More formally, it is the application of a point estimator to the data.
In general, point estimation should be contrasted with interval estimation.
Point estimation should be contrasted with general Bayesian methods of estimation, where the goal is usually to compute (perhaps to an approximation) the posterior distributions of parameters and other quantities of interest. The contrast here is between estimating a single point (point estimation), versus estimating a weighted set of points (a probability density function). However, where appropriate, Bayesian methodology can include the calculation of point estimates, either as the expectation or median of the posterior distribution or as the mode of this distribution.
Routes to deriving point estimates directly
- maximum likelihood (ML)
- method of moments, generalized method of moments
- minimum mean squared error (MMSE)
- minimum variance unbiased estimator (MVUE)
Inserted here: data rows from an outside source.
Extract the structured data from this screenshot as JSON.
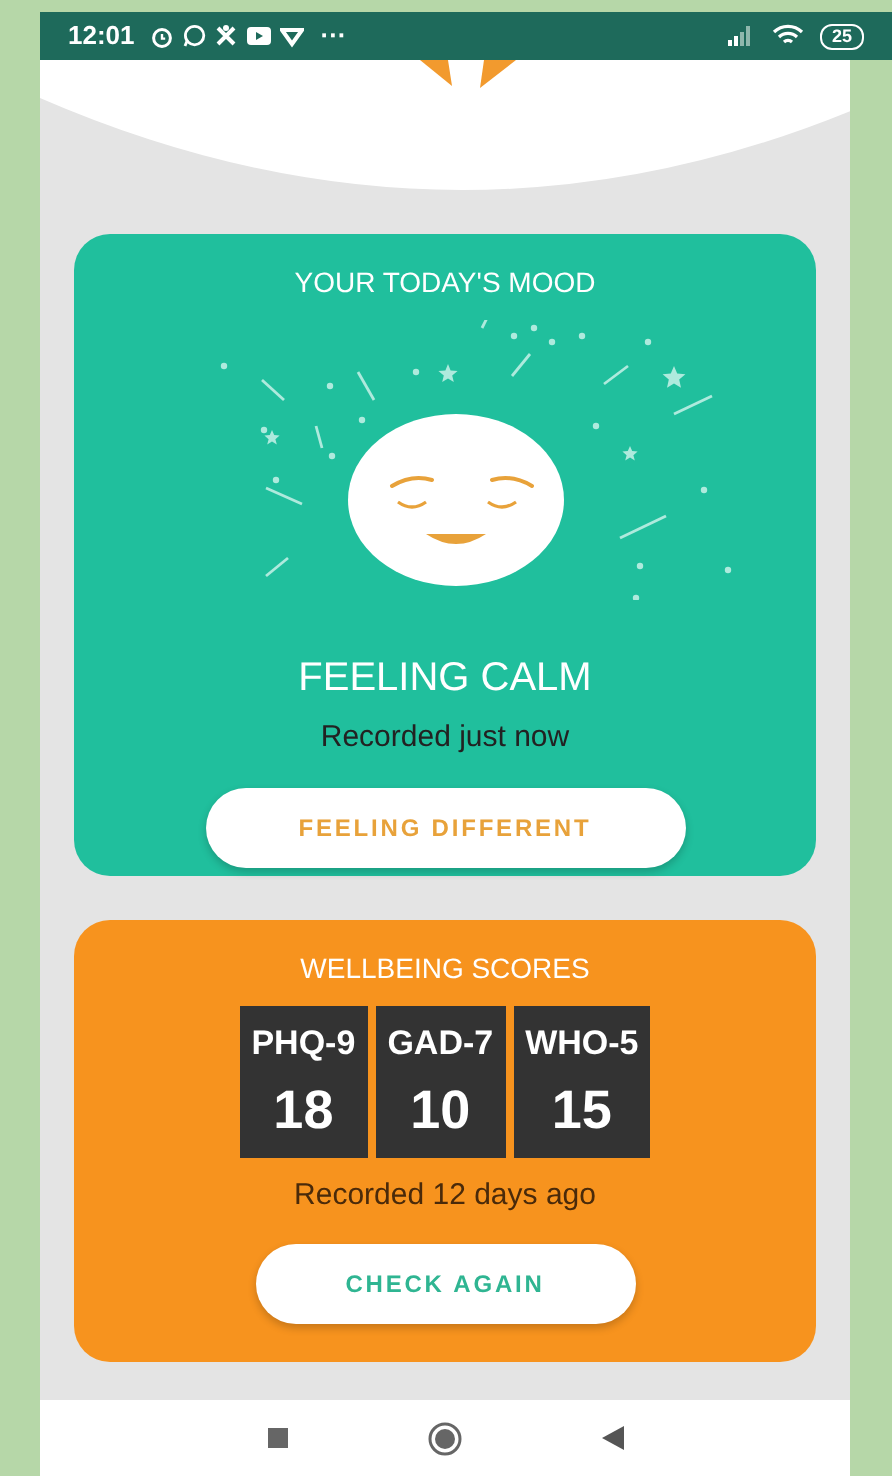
{
  "status_bar": {
    "time": "12:01",
    "more": "···",
    "battery": "25"
  },
  "mood_card": {
    "title": "YOUR TODAY'S MOOD",
    "mood": "FEELING CALM",
    "recorded": "Recorded just now",
    "button": "FEELING DIFFERENT"
  },
  "scores_card": {
    "title": "WELLBEING SCORES",
    "scores": [
      {
        "name": "PHQ-9",
        "value": "18"
      },
      {
        "name": "GAD-7",
        "value": "10"
      },
      {
        "name": "WHO-5",
        "value": "15"
      }
    ],
    "recorded": "Recorded 12 days ago",
    "button": "CHECK AGAIN"
  }
}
- best linear unbiased estimator (BLUE)
Routes to deriving point estimates via Bayesian Analysis
Properties of Point estimates
From Yahoo Answers
Answers:The point estimate is always the number in the middle: here, 14.
Answers:A point estimate is a sample statistic that estimates a population parameter. For example, the sample mean is a point estimate of the population mean. For what population parameter do you wish a point estimate for in this problem?
Answers:ANSWER: 60% = (300/500) * 100
Answers:Usually square roots are expressed as SquareRoot or SqrRt. You should memorize the squares. The nearest square to 18 is 4*4=16 So now you know the number is atleast bigger than 4. so you try 5*5=25 So you know the number is some digit between 4 and 5. so 4.xx Now try it with the other ones and than whip out a calculator and try it.